There are always going to be people who don’t like your books. Fair enough. I don’t like every book that I read either. However, it is important to try and choose reviewers who have a great looking blog, lots of followers and who are actually interested in the genre AND style that you’ve written in.

This morning I had a three star review from a reader who mentioned that Inside Evil’s pacing wasn’t very good and that there wasn’t enough back story in the book. Looking into her history, I saw that she marked similarly for all books which didn’t give back story or lots of superfluous information. She also mentioned that it took her longer than normal to read the book because she just couldn’t get into it. In my rush to find reviews, I’d simply just found a name, an email and sent the book out. Of course, EVERY reader is entitled to their opinion and I’m grateful for the honest review, but if I’d done my research, I would have discovered that perhaps this reader wasn’t the best candidate for my work.

You can then compare this to the wonderful four star rating that I also received today from The Book Barbies. Whilst the pacing was slow for the reviewer mentioned above, the reader at The Book Barbies couldn’t put it down. She was devastated by the cliffhanger and is ‘dying in anticipation for the next book’. She even had a dream about the book after she’d finished.

You can never tell if someone’s going to love or hate your work, and it’s important to not become too bogged down by the details.

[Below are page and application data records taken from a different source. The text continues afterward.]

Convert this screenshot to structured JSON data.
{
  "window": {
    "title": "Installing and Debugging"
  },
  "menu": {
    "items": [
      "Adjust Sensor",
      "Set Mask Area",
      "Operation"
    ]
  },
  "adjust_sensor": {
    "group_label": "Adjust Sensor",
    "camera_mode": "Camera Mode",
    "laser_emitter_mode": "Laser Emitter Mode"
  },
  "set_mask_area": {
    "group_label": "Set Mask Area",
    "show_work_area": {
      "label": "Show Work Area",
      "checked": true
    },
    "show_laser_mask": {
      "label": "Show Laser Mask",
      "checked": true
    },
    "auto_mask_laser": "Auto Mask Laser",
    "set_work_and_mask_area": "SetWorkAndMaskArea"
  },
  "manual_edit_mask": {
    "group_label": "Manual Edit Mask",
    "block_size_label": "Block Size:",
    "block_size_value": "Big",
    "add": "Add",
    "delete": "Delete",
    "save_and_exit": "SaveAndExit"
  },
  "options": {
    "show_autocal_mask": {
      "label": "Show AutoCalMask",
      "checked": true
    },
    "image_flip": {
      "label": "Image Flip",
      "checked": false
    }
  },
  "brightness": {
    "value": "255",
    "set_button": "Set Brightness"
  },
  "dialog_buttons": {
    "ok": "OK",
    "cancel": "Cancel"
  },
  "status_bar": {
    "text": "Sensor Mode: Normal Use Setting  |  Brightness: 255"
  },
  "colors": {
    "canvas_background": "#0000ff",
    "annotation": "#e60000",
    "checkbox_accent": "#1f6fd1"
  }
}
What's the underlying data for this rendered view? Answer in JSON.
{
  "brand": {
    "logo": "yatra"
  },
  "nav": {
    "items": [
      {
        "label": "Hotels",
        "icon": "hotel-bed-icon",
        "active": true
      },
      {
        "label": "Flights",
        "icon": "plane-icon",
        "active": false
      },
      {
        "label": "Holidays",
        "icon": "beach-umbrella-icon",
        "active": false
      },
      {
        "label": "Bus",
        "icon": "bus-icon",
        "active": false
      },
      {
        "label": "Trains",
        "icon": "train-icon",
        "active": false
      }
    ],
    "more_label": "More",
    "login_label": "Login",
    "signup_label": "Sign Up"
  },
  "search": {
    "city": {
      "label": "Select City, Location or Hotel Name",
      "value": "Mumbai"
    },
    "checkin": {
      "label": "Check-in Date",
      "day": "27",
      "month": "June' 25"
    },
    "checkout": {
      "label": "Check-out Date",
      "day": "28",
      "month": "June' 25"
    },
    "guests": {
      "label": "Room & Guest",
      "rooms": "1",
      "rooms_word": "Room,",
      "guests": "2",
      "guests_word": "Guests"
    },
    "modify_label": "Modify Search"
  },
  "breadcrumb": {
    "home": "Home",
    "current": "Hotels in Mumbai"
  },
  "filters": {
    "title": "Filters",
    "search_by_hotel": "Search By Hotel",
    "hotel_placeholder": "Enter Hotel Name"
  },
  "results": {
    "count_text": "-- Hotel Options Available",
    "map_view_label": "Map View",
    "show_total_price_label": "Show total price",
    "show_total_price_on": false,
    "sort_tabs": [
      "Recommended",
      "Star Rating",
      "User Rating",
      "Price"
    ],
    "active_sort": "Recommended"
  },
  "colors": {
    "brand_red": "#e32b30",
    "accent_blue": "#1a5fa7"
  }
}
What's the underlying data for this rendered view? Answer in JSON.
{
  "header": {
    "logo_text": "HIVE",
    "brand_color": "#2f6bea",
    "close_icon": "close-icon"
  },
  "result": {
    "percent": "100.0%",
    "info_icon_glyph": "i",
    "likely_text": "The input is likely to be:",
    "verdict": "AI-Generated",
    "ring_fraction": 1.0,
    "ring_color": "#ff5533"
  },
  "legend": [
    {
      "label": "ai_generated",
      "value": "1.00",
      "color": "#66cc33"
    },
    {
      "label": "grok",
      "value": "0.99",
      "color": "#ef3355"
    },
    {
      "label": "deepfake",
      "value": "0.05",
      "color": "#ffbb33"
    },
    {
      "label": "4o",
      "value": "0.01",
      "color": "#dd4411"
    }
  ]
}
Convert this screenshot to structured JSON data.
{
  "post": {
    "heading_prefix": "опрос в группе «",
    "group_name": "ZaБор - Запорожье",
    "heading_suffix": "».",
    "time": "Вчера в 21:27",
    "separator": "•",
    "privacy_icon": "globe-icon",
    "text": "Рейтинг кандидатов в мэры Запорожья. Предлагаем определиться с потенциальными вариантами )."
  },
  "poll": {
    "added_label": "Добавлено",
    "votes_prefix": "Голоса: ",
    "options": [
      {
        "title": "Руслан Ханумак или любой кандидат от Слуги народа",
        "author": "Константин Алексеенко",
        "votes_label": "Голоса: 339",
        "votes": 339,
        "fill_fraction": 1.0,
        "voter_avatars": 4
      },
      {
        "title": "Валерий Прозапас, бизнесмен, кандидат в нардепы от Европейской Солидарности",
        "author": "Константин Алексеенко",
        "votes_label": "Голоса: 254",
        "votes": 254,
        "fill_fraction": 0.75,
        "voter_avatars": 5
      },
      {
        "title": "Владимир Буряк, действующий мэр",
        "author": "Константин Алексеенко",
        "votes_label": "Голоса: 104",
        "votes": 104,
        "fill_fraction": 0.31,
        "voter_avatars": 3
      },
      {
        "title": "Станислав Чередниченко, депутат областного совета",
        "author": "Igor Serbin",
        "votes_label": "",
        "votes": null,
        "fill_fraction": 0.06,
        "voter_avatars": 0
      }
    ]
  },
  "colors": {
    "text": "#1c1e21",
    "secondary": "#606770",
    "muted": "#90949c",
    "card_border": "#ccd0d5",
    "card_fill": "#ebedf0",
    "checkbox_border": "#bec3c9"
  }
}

After all, Twilight has 715 ONE star reviews on Amazon, The Hunger Games has 501, and even Harry Potter and the Philosopher’s Stone has 88. However, when you’re searching for book reviewers, it can be worthwhile to take some time and establish a reader’s back history of reviewing and the genre and style’s that they love. It could make or break your resulting write-up.

The Difficulty of a title

As you may have discovered in my previous post, I’m setting about finishing a science fiction novel that’s been cluttering my computer files for far too long. I started reading it today and really enjoyed it – ok, I’m very biased – but I very quickly got back into the characters and story. I do have one problem, however, in that the new work has no name.

A title is pretty darn important. Inside Evil was always there from the beginning and worked so well as it can be interpreted on various different levels for the book, from the ancient evil lurking in the woods, to the inner conflict that many of the characters have throughout the story. Likewise, The Tower of Souls came to me as I was writing and I now can’t think of any better title for the second in the series. However, the latest work just isn’t coming along.

Self publishing means that I can flit in and out of published works, change inaccuracies and errors when they’re highlighted, add appendices and epilogues as needed and even, as I’ve just done, change the listings to create one book into a series of books. However, a title sticks. It can be the first thing that readers see and so it’s essential to get it correct. Along with good cover art, an alluring title can persuade people to delve more into the details of a book and hopefully make them buy it.

The problem with my latest work is that I’ve already written it and nothing enthralling has come to mind. I have a working title, but it’s pretty bland and boring, and if I think that, then god only knows what readers will think. Perhaps I’ll pass it to my proofer with the title TBC, perhaps something will come to me, or to her. But, until that crucial element of self publishing is decided, cover art and the ultimate publication is going to be seriously held up!